QUESTION: Why does concrete in a bridge structure crack and spall above the rebar?
ANSWER: If all bridge structural members had low-permeability concrete, crack-free concrete, and thick concrete cover, that wouldn’t happen. But on many older bridges (and even some newer ones) that wasn’t the case, although on some older bridges, time simply took its toll.
Here’s what happens in the bridge concrete. When it is new, the very alkaline environment (high pH) in concrete creates a “passivating” layer around the steel reinforcing bars that prevents them from corroding. At the very high pH of the concrete, the steel cannot corrode or rust.
Over time, chloride from deicing salts and carbonation from atmospheric CO2 can penetrate the concrete and destroy the passivating layer. When water and oxygen also get to the reinforcement, the steel begins to corrode or oxidize. The iron in the steel reacts with the water and is oxidized to iron oxide (rust) which has greater volume than the steel. The force of this expansion is greater than the tensile strength of the concrete and so it must crack.

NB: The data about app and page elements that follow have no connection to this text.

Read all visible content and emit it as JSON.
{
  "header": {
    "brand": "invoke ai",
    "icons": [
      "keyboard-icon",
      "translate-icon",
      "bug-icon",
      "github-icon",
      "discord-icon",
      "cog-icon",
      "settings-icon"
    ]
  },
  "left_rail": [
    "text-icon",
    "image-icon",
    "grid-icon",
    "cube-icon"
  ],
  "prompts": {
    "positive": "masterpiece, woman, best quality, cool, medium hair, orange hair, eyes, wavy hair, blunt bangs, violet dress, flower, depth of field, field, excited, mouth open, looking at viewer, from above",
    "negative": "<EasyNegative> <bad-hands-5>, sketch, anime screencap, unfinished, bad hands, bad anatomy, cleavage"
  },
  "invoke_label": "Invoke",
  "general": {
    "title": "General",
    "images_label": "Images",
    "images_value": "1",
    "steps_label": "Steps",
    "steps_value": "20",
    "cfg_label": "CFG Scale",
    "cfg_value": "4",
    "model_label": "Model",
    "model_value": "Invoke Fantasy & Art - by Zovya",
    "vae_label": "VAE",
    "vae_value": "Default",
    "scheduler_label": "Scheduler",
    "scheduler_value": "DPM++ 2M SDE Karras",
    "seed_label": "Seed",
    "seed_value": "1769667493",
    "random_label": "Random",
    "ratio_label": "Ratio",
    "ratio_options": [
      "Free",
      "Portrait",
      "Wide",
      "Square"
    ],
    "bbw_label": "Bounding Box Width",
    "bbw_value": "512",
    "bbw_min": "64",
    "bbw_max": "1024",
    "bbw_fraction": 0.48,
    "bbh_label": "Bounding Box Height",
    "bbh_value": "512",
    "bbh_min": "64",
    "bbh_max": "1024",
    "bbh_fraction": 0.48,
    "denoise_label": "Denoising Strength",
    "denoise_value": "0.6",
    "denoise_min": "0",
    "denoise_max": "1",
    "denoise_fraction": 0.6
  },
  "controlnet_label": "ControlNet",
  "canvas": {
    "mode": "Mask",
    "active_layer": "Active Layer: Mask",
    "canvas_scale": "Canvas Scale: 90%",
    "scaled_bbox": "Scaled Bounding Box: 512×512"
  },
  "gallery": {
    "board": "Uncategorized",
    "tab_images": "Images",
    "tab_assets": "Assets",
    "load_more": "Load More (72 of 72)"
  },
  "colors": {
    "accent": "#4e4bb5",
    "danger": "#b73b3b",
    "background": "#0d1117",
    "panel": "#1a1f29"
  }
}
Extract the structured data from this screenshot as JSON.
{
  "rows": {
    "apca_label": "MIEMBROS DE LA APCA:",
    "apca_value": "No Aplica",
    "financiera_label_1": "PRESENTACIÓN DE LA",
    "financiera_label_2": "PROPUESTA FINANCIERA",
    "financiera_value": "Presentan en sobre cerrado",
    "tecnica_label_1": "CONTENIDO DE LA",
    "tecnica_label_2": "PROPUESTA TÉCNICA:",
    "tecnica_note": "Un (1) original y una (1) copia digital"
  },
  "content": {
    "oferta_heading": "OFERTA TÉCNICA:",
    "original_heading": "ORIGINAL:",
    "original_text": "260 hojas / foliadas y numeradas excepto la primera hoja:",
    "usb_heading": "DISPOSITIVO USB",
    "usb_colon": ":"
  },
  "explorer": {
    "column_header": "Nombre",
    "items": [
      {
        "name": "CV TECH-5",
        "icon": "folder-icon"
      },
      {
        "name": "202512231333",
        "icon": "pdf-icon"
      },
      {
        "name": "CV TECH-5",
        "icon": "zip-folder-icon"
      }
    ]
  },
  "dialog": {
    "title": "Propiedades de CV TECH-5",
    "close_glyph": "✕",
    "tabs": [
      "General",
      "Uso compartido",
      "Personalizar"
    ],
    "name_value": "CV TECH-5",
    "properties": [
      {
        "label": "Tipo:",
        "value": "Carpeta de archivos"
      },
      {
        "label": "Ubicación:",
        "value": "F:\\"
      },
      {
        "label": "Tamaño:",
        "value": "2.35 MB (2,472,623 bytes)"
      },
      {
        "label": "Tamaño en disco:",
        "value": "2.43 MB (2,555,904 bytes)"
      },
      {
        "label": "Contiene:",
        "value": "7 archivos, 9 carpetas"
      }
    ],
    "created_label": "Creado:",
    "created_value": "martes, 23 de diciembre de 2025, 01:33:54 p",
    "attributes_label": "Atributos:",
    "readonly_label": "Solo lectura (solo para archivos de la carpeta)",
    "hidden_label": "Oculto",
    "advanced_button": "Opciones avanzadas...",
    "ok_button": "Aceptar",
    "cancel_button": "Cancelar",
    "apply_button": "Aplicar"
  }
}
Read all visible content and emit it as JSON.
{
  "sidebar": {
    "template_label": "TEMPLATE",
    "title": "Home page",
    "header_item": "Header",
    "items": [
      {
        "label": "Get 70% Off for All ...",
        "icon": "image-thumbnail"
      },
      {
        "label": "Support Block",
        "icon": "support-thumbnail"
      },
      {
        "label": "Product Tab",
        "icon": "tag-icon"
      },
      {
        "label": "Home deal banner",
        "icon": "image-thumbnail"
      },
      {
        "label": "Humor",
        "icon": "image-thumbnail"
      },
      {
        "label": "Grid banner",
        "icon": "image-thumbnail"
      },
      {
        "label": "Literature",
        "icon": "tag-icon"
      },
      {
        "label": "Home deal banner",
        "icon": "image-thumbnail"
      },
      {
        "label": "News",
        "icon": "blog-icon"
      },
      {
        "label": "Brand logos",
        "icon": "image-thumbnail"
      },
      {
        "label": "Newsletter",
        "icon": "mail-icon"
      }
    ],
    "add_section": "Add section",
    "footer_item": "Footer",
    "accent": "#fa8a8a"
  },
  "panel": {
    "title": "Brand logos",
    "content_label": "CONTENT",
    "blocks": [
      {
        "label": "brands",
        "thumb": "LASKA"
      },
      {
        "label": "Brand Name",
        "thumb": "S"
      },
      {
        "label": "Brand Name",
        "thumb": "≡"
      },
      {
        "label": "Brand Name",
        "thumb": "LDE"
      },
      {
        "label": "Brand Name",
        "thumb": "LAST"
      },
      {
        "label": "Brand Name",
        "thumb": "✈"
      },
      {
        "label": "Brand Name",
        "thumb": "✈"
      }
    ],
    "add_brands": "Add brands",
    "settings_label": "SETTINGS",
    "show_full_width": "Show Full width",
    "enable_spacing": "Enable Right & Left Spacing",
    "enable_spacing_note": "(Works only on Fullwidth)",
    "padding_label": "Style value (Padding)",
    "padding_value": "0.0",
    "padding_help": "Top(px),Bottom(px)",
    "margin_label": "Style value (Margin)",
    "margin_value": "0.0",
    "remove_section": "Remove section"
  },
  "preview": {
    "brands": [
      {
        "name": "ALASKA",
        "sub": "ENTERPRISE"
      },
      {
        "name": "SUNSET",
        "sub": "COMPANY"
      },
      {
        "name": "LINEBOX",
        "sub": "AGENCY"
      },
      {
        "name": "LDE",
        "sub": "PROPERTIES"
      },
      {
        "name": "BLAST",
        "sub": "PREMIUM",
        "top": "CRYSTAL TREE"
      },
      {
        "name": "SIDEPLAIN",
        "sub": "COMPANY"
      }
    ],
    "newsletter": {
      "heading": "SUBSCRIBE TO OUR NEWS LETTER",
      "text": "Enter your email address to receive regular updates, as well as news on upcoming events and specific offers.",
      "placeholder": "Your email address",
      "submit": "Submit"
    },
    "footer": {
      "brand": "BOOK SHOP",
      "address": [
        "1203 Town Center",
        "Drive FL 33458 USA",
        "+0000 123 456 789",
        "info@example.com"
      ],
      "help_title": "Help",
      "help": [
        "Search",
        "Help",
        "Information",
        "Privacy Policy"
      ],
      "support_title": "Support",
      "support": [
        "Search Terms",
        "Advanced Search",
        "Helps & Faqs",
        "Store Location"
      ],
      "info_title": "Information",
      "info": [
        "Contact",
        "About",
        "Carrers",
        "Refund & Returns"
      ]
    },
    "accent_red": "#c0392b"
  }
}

This can also happen where cracks in the concrete are deep enough to allow passage of water and deicing salts to the steel rebar. There are many reasons the concrete can crack but high cement content or thermal gradients in the fresh concrete are the most common. But to be fair to bridge designers of the past, some bridges have simply outlived the concrete’s intended protection of the steel—rust never sleeps!
The solutions to this problem are to make concrete for bridge structures that has very low permeability, is crack-free and has thick enough cover (the distance between the outside face of the concrete and the reinforcing steel) to seal up the steel for a very long time (to maintain the passivating layer).
Another solution is to use reinforcement that is not susceptible, or less susceptible, to corrosion, such as steel that is epoxy-coated or galvanized, or stainless steel, or carbon-fiber-reinforced polymer reinforcement. All of these, of course, have an associated cost but one that is surely much less than the disruption caused by repairing or replacing a bridge.